──────── Data under study

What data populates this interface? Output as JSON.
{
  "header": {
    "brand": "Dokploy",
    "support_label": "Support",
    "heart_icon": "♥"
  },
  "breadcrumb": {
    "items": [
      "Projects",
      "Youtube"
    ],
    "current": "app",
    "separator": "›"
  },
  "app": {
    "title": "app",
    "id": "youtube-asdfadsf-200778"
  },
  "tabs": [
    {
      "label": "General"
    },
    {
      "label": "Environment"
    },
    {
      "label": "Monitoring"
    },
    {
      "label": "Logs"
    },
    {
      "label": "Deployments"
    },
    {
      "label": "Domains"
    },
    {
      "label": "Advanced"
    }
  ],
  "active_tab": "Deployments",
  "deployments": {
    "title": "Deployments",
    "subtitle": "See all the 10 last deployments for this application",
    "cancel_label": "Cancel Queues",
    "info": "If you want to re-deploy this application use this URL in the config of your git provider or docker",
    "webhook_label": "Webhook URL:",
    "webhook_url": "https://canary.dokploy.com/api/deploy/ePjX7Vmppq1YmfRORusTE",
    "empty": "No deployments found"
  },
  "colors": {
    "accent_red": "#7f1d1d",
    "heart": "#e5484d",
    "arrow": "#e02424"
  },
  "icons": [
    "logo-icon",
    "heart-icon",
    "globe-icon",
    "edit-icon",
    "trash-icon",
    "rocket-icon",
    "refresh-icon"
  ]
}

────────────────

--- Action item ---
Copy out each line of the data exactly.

--- Written answer ---
What data populates this interface? Output as JSON.
{
  "header": {
    "brand": "Dokploy",
    "support_label": "Support",
    "heart_icon": "♥"
  },
  "breadcrumb": {
    "items": [
      "Projects",
      "Youtube"
    ],
    "current": "app",
    "separator": "›"
  },
  "app": {
    "title": "app",
    "id": "youtube-asdfadsf-200778"
  },
  "tabs": [
    {
      "label": "General"
    },
    {
      "label": "Environment"
    },
    {
      "label": "Monitoring"
    },
    {
      "label": "Logs"
    },
    {
      "label": "Deployments"
    },
    {
      "label": "Domains"
    },
    {
      "label": "Advanced"
    }
  ],
  "active_tab": "Deployments",
  "deployments": {
    "title": "Deployments",
    "subtitle": "See all the 10 last deployments for this application",
    "cancel_label": "Cancel Queues",
    "info": "If you want to re-deploy this application use this URL in the config of your git provider or docker",
    "webhook_label": "Webhook URL:",
    "webhook_url": "https://canary.dokploy.com/api/deploy/ePjX7Vmppq1YmfRORusTE",
    "empty": "No deployments found"
  },
  "colors": {
    "accent_red": "#7f1d1d",
    "heart": "#e5484d",
    "arrow": "#e02424"
  },
  "icons": [
    "logo-icon",
    "heart-icon",
    "globe-icon",
    "edit-icon",
    "trash-icon",
    "rocket-icon",
    "refresh-icon"
  ]
}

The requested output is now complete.